It is difficult to calculate how much the auto industry’s problems will spread to the rest of the economy, but there is no doubt that the impact is enormous, given that so many other industries are dependent on automakers. Automakers are large consumers of steel and plastic, supporting huge networks of suppliers, as well as restaurants and grocery stores that feed auto workers.
“When the Windsor plant doesn’t work, everyone can feel the effects,” said David Cassidy, president of Unifor Local 444, which represents workers who build Chrysler minivans there.
Auto factories – like the Stellantis plant in Ontario – are often the largest private employers in their communities, which makes closures all the more devastating. Since auto plants dominate the local economy, they are difficult to replace. According to a 2019 study by the International Monetary Fund, unemployment due to the closure of car factories has persisted for years.
In Eisenach, Germany, a city with 42,000 inhabitants, Opel is building a compact SUV called Grandland. But Stellantis, who also owns Opel, closed the factory in October and does not plan to resume production until next year. Workers fear the shutdown could be permanent; Stellantis also produces the Grandland in a factory in France that is still in operation.
The approximately 2,000 people who work at the Eisenach plant or the neighboring suppliers are on paid vacation. But Katja Wolf, the mayor of Eisenach, who joined a workers protest in front of the plant on Friday, said people are reluctant because they don’t know when the plant will reopen. That harms local businesses.

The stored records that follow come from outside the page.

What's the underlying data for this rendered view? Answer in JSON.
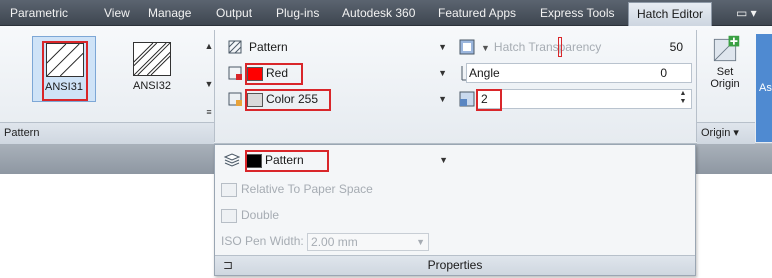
{
  "menu": {
    "tabs": [
      "Parametric",
      "View",
      "Manage",
      "Output",
      "Plug-ins",
      "Autodesk 360",
      "Featured Apps",
      "Express Tools"
    ],
    "active_tab": "Hatch Editor",
    "overflow": "▭ ▾"
  },
  "patterns": {
    "items": [
      {
        "label": "ANSI31",
        "selected": true
      },
      {
        "label": "ANSI32",
        "selected": false
      }
    ],
    "panel_title": "Pattern"
  },
  "properties": {
    "type_value": "Pattern",
    "color_value": "Red",
    "background_value": "Color 255",
    "transparency_label": "Hatch Transparency",
    "transparency_value": "50",
    "angle_label": "Angle",
    "angle_value": "0",
    "scale_value": "2",
    "layer_value": "Pattern",
    "relative_label": "Relative To Paper Space",
    "double_label": "Double",
    "iso_label": "ISO Pen Width:",
    "iso_value": "2.00 mm",
    "panel_title": "Properties",
    "colors": {
      "red": "#ff0000",
      "background": "#d9d9d9",
      "layer": "#000000"
    }
  },
  "origin": {
    "set_label_1": "Set",
    "set_label_2": "Origin",
    "panel_title": "Origin ▾",
    "cut_label": "As"
  }
}
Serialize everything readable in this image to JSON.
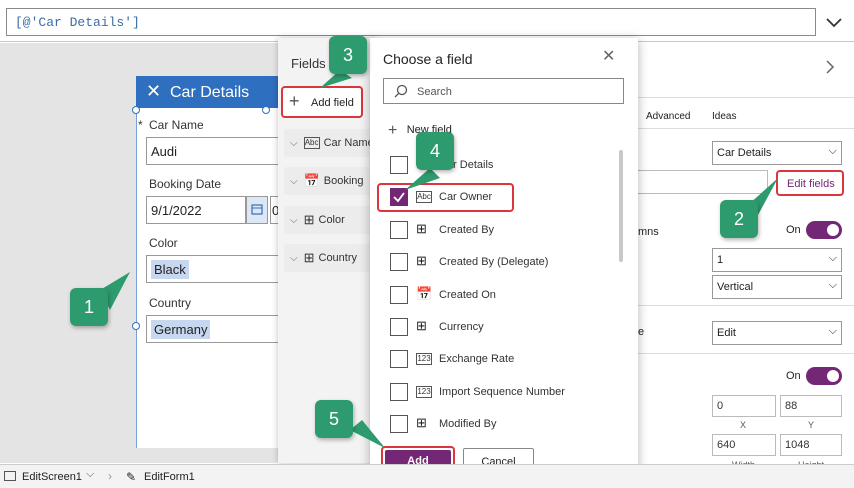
{
  "formula": {
    "value": "[@'Car Details']"
  },
  "form": {
    "title": "Car Details",
    "fields": [
      {
        "label": "Car Name",
        "required": "*",
        "value": "Audi"
      },
      {
        "label": "Booking Date",
        "value": "9/1/2022",
        "extra": "0"
      },
      {
        "label": "Color",
        "value": "Black"
      },
      {
        "label": "Country",
        "value": "Germany"
      }
    ]
  },
  "fields_pane": {
    "title": "Fields",
    "add_label": "Add field",
    "items": [
      {
        "label": "Car Name",
        "icon": "Abc"
      },
      {
        "label": "Booking",
        "icon": "calendar"
      },
      {
        "label": "Color",
        "icon": "grid"
      },
      {
        "label": "Country",
        "icon": "grid"
      }
    ]
  },
  "choose": {
    "title": "Choose a field",
    "search_placeholder": "Search",
    "new_field": "New field",
    "items": [
      {
        "label": "Car Details",
        "icon": "grid",
        "checked": false
      },
      {
        "label": "Car Owner",
        "icon": "Abc",
        "checked": true
      },
      {
        "label": "Created By",
        "icon": "grid",
        "checked": false
      },
      {
        "label": "Created By (Delegate)",
        "icon": "grid",
        "checked": false
      },
      {
        "label": "Created On",
        "icon": "calendar",
        "checked": false
      },
      {
        "label": "Currency",
        "icon": "grid",
        "checked": false
      },
      {
        "label": "Exchange Rate",
        "icon": "123",
        "checked": false
      },
      {
        "label": "Import Sequence Number",
        "icon": "123",
        "checked": false
      },
      {
        "label": "Modified By",
        "icon": "grid",
        "checked": false
      }
    ],
    "add_label": "Add",
    "cancel_label": "Cancel"
  },
  "right_pane": {
    "tabs": [
      "Advanced",
      "Ideas"
    ],
    "datasource": "Car Details",
    "edit_fields": "Edit fields",
    "columns_label": "mns",
    "toggle1_label": "On",
    "columns_value": "1",
    "layout_value": "Vertical",
    "mode_label": "e",
    "mode_value": "Edit",
    "toggle2_label": "On",
    "x": "0",
    "y": "88",
    "x_label": "X",
    "y_label": "Y",
    "width": "640",
    "height": "1048",
    "width_label": "Width",
    "height_label": "Height"
  },
  "bottom_bar": {
    "screen": "EditScreen1",
    "form": "EditForm1"
  },
  "callouts": [
    "1",
    "2",
    "3",
    "4",
    "5"
  ],
  "colors": {
    "accent": "#742774",
    "callout": "#2e9b6e",
    "highlight": "#d9363e",
    "header": "#2f6fbf"
  }
}
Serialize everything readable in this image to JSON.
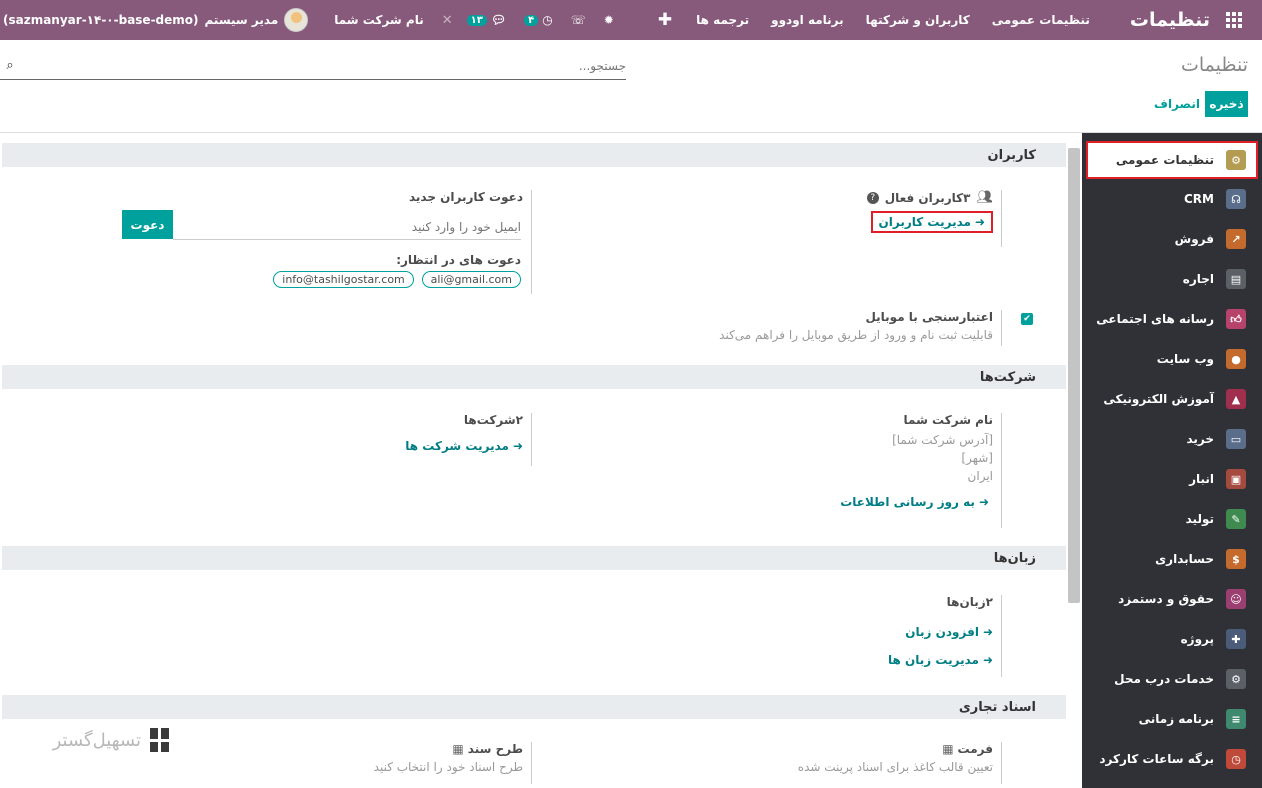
{
  "navbar": {
    "brand": "تنظیمات",
    "menu": [
      "تنظیمات عمومی",
      "کاربران و شرکتها",
      "برنامه اودوو",
      "ترجمه ها"
    ],
    "company": "نام شرکت شما",
    "user": "مدیر سیستم",
    "db": "(sazmanyar-۱۴-۰-base-demo)",
    "activity_count": "۴",
    "message_count": "۱۳"
  },
  "control": {
    "title": "تنظیمات",
    "search_placeholder": "جستجو...",
    "save": "ذخیره",
    "discard": "انصراف"
  },
  "sidebar": {
    "items": [
      {
        "label": "تنظیمات عمومی",
        "icon": "gear-icon",
        "color": "#b39b52"
      },
      {
        "label": "CRM",
        "icon": "handshake-icon",
        "color": "#5a6e8c"
      },
      {
        "label": "فروش",
        "icon": "chart-icon",
        "color": "#c46a2c"
      },
      {
        "label": "اجاره",
        "icon": "calendar-icon",
        "color": "#5b5f66"
      },
      {
        "label": "رسانه های اجتماعی",
        "icon": "thumbs-up-icon",
        "color": "#b8436a"
      },
      {
        "label": "وب سایت",
        "icon": "globe-icon",
        "color": "#c46a2c"
      },
      {
        "label": "آموزش الکترونیکی",
        "icon": "graduation-icon",
        "color": "#a02e4d"
      },
      {
        "label": "خرید",
        "icon": "credit-card-icon",
        "color": "#5a6e8c"
      },
      {
        "label": "انبار",
        "icon": "box-icon",
        "color": "#a44a3f"
      },
      {
        "label": "تولید",
        "icon": "wrench-icon",
        "color": "#3f8a4f"
      },
      {
        "label": "حسابداری",
        "icon": "invoice-icon",
        "color": "#c46a2c"
      },
      {
        "label": "حقوق و دستمزد",
        "icon": "payroll-icon",
        "color": "#9a3f6f"
      },
      {
        "label": "پروژه",
        "icon": "puzzle-icon",
        "color": "#4a5c7a"
      },
      {
        "label": "خدمات درب محل",
        "icon": "service-icon",
        "color": "#5b5f66"
      },
      {
        "label": "برنامه زمانی",
        "icon": "planning-icon",
        "color": "#3f8a6f"
      },
      {
        "label": "برگه ساعات کارکرد",
        "icon": "stopwatch-icon",
        "color": "#c04a3a"
      }
    ]
  },
  "users": {
    "title": "کاربران",
    "active_users": "۳کاربران فعال",
    "manage_users": "مدیریت کاربران",
    "invite_title": "دعوت کاربران جدید",
    "invite_placeholder": "ایمیل خود را وارد کنید",
    "invite_button": "دعوت",
    "pending_title": "دعوت های در انتظار:",
    "pending": [
      "ali@gmail.com",
      "info@tashilgostar.com"
    ],
    "mobile_title": "اعتبارسنجی با موبایل",
    "mobile_desc": "قابلیت ثبت نام و ورود از طریق موبایل را فراهم می‌کند"
  },
  "companies": {
    "title": "شرکت‌ها",
    "company_name": "نام شرکت شما",
    "address": "[آدرس شرکت شما]",
    "city": "[شهر]",
    "country": "ایران",
    "update_info": "به روز رسانی اطلاعات",
    "count": "۲شرکت‌ها",
    "manage": "مدیریت شرکت ها"
  },
  "languages": {
    "title": "زبان‌ها",
    "count": "۲زبان‌ها",
    "add": "افزودن زبان",
    "manage": "مدیریت زبان ها"
  },
  "documents": {
    "title": "اسناد تجاری",
    "format_title": "فرمت",
    "format_desc": "تعیین قالب کاغذ برای اسناد پرینت شده",
    "layout_title": "طرح سند",
    "layout_desc": "طرح اسناد خود را انتخاب کنید"
  },
  "watermark": "تسهیل‌گستر"
}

“The biggest problem is the uncertainty about the future when the auto industry is already in a state of upheaval,” said Wolf in an interview. “People don’t buy new cars or book expensive vacations. You are too worried. “
Opel wants to keep all German plants, including the one in Eisenach, said Opel boss Uwe Hochgeschurtz on Sunday in the Frankfurter Allgemeine Zeitung.

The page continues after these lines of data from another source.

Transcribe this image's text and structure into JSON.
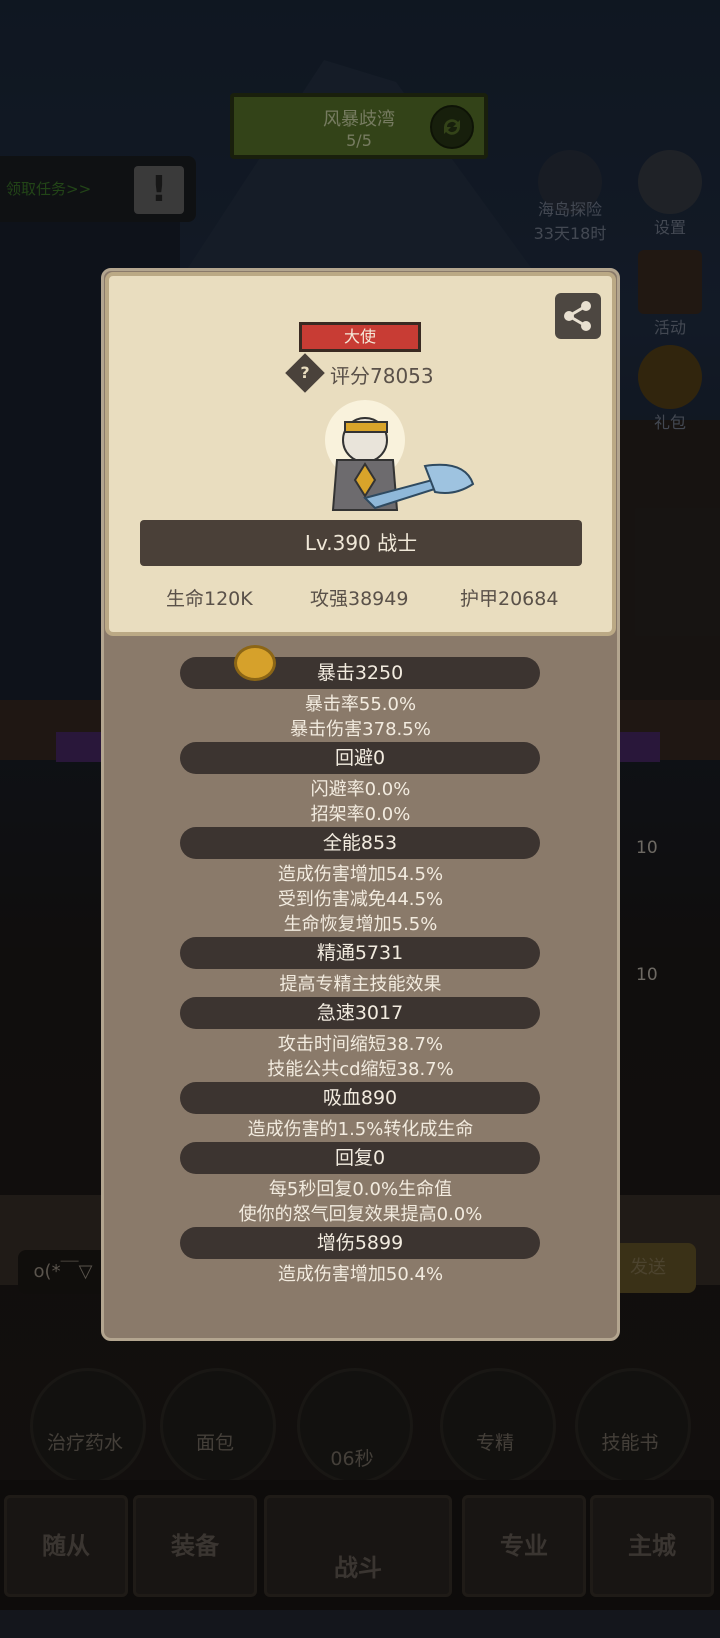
{
  "quest": {
    "title": "风暴歧湾",
    "progress": "5/5"
  },
  "task": {
    "label": "领取任务>>",
    "alert": "!"
  },
  "side_icons": [
    {
      "label": "海岛探险",
      "sub": "33天18时"
    },
    {
      "label": "设置"
    },
    {
      "label": "活动"
    },
    {
      "label": "礼包"
    }
  ],
  "card": {
    "rank": "大使",
    "score_help": "?",
    "score": "评分78053",
    "level": "Lv.390 战士",
    "base_stats": [
      "生命120K",
      "攻强38949",
      "护甲20684"
    ]
  },
  "stats": [
    {
      "title": "暴击3250",
      "lines": [
        "暴击率55.0%",
        "暴击伤害378.5%"
      ]
    },
    {
      "title": "回避0",
      "lines": [
        "闪避率0.0%",
        "招架率0.0%"
      ]
    },
    {
      "title": "全能853",
      "lines": [
        "造成伤害增加54.5%",
        "受到伤害减免44.5%",
        "生命恢复增加5.5%"
      ]
    },
    {
      "title": "精通5731",
      "lines": [
        "提高专精主技能效果"
      ]
    },
    {
      "title": "急速3017",
      "lines": [
        "攻击时间缩短38.7%",
        "技能公共cd缩短38.7%"
      ]
    },
    {
      "title": "吸血890",
      "lines": [
        "造成伤害的1.5%转化成生命"
      ]
    },
    {
      "title": "回复0",
      "lines": [
        "每5秒回复0.0%生命值",
        "使你的怒气回复效果提高0.0%"
      ]
    },
    {
      "title": "增伤5899",
      "lines": [
        "造成伤害增加50.4%"
      ]
    }
  ],
  "bottom_items": [
    "治疗药水",
    "面包",
    "06秒",
    "专精",
    "技能书"
  ],
  "nav_tabs": [
    "随从",
    "装备",
    "战斗",
    "专业",
    "主城"
  ],
  "background": {
    "chat_text": "o(*￣▽",
    "send_text": "发送",
    "badge_10": "10"
  },
  "colors": {
    "rank_red": "#c83c34",
    "pill_dark": "#3c3430",
    "card_bg": "#e9ddbf",
    "quest_green": "#5d7a2d"
  }
}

Semiconductors are not the only components that are in short supply. Automakers are also looking for the type of plastic used to hold wiper fluid and shape the dashboard, as well as the foam used to build seats, said Dan Hearsch, executive director of the Detroit office of global consulting firm AlixPartners.
In the absence of a tiny mount for SUVs, Hearsch said, the time it takes to fix a vehicle damaged in an accident has increased from 12 to nearly 20 days.
AlixPartners estimates that due to shortages this year 7.7 million fewer vehicles will be produced and the automotive industry will cost 210 billion US dollars in lost sales.
A relatively small number of countries account for most of the world’s production of automobiles and auto parts. These include the United States and China, as well as smaller countries such as Thailand.
Slovakia, with a population of just 5.4 million, is home to large Volkswagen, Peugeot and Kia factories and produces a million cars a year, more per capita than any other country. Industry accounts for more than a third of Slovakia’s exports.
The longer the shortage of parts and materials persists, the greater the economic impact. Modern economies need vehicles to function. Trucks, which are essential for freight transport, are hard to come by these days, an obstacle to growth.
“We’ll be practically sold out in Western Europe and North America by next year,” says Martin Daum, Head of the Daimler Truck Division, referring to the shortage of chips.
There are no signs that the crisis will end anytime soon. Semiconductor makers have promised to increase supply, but new factories take years to build and automakers aren’t necessarily the main customers behind the tech giants.
“Semiconductor manufacturers will prioritize the world’s apples and HPs,” said Wharton School professor Gad Allon, “not a Ford.”